Powered by ScribeFire.
I steer clear of the self-help books at my local used book store. They have healthy comic book, music, and table-top roleplaying game sections to satisfy my tastes.Found the 70s Ghost Rider issues 1-18 for $5. Good times.
I know! Doesn't it seem that if self-help books really worked, you wouldn't see so many of them?I go for the art section myself. I've been addicted to how-to art books for years. Sometimes I get them even when I don't plan on working in that medium. I just love knowing how.
I love self-help books.Unless you are referring specifically to self-improvement guides.In which case, I just ignore those.Do-it-yourself books are very educational, even if you don't plan to tackle whatever it is you're reading about. First, you get an appreciation for the true costs involved. This is not only money, but time and energy.Second, you can have a better idea what a professional is talking about when you hire them to fix the thing you tried to do yourself :DJudging from your comment about getting art how-to books, I would suppose that you agreed with me.Therefore, you must be talking about Self-improvement books, eh?Cheers,Mitch

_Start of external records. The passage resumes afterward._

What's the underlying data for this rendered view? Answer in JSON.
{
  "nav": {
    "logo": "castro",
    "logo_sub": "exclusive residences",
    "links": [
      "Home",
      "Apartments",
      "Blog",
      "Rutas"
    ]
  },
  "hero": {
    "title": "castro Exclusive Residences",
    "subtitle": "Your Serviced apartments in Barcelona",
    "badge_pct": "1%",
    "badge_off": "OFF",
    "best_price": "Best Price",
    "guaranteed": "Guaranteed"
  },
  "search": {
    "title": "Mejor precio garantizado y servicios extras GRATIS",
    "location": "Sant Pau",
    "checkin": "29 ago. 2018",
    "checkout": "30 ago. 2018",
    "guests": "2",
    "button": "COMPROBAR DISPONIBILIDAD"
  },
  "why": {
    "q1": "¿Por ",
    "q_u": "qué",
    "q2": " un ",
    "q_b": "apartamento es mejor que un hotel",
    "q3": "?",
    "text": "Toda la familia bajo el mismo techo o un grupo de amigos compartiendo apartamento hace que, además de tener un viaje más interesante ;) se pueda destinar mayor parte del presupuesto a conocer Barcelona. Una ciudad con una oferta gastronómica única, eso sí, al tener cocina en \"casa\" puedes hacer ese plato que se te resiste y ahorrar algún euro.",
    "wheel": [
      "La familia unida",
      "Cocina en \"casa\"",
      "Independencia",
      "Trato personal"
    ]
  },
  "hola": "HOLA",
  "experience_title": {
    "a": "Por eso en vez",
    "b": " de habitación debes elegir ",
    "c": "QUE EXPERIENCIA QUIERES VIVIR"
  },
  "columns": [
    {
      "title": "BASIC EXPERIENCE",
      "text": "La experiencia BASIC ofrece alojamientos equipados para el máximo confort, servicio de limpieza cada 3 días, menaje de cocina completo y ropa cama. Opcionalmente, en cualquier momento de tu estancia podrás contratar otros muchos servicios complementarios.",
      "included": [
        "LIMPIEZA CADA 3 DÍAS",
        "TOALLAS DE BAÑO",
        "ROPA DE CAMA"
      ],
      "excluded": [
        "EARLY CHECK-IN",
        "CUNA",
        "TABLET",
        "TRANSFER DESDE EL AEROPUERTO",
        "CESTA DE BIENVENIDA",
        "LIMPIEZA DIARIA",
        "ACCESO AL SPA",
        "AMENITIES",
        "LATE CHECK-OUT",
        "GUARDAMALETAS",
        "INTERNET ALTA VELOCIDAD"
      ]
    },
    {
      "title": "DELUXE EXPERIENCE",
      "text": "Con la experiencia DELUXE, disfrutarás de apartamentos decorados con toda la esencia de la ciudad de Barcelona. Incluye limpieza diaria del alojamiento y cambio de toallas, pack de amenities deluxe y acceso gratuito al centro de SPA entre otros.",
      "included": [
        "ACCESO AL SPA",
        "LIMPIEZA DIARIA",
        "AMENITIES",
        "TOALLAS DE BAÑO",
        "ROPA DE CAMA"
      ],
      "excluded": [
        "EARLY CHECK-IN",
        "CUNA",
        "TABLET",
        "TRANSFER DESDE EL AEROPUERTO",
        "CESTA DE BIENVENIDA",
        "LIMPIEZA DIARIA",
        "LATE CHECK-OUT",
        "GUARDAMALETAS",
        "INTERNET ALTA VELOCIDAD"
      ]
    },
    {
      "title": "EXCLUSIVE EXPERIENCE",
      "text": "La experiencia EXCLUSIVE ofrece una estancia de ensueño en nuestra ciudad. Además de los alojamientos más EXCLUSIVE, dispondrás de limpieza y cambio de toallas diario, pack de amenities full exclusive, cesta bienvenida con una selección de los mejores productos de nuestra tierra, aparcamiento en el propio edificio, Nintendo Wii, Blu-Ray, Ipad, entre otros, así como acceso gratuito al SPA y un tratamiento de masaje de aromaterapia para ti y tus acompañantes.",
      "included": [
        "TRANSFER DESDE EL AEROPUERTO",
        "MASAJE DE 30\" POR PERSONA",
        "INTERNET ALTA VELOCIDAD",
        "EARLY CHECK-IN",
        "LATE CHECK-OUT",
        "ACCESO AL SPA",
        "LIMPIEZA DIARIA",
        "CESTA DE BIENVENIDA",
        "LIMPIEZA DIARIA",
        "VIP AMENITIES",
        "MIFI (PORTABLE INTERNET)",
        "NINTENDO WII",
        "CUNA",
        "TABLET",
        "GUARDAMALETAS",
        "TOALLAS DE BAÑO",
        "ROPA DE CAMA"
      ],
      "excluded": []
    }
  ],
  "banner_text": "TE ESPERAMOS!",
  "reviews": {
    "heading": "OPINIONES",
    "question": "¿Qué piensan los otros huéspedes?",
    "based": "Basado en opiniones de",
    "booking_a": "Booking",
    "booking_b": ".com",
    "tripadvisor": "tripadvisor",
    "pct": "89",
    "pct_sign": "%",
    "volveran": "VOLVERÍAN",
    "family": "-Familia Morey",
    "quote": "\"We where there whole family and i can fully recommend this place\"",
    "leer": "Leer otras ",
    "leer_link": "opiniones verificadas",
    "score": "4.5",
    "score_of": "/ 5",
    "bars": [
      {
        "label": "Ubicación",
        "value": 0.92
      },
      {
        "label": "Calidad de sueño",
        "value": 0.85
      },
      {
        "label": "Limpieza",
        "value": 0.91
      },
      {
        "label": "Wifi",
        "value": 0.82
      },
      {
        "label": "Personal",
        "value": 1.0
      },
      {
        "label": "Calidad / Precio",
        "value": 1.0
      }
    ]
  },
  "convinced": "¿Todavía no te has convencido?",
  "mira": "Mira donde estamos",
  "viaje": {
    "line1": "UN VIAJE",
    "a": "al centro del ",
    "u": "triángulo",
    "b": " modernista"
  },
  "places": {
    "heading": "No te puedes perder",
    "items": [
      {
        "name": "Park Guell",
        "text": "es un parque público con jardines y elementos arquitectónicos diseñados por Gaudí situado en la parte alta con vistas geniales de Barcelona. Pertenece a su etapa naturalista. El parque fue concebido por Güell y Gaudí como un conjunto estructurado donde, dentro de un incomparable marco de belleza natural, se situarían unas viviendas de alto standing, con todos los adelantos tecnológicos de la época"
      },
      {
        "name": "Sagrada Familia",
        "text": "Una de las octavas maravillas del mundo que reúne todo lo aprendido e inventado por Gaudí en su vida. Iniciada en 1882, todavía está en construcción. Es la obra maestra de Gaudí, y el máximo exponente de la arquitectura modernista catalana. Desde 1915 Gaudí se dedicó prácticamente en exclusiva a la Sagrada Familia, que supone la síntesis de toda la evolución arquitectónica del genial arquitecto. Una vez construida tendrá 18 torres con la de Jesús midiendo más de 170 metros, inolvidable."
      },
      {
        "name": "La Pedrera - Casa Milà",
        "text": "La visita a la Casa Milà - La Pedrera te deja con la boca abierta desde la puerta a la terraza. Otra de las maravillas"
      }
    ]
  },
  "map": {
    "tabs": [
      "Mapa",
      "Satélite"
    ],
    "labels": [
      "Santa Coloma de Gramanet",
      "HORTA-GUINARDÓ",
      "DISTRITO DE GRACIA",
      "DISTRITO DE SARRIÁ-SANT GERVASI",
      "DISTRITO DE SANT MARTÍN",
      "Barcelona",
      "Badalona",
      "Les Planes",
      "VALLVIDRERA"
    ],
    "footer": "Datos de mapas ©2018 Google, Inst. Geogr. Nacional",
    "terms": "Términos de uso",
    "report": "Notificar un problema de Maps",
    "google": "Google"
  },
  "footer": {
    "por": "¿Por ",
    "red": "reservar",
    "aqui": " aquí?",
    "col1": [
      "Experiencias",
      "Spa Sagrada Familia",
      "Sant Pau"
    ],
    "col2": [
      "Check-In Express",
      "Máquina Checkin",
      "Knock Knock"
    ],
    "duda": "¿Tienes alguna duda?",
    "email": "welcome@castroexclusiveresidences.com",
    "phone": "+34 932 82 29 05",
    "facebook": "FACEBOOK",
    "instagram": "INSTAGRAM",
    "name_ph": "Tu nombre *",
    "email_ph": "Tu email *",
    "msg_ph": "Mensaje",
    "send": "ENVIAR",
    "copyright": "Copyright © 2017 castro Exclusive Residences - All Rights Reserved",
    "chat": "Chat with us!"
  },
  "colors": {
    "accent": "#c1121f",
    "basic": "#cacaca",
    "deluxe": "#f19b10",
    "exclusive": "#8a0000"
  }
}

Yes, Mitch, you are correct.I refer, aber naturlich, to "self-improvment" books.The clarification is sincerely appreciated.Though now, when I think "self-improvment", I picture building a new kitchen on my upper arm. I don't know why.
I would approach the self-improvement section in a used book store with caution. I mean...there can be some really old books in there. You could end up walking out of there with a copy of the "Find the New You" guide to fashion, and you didn't notice it was published in the 1970's. Now you find yourself lost in Macy's looking for the polyester leisure suit section and wondering why the sales lady is laughing. Just a thought. :)
Post a Comment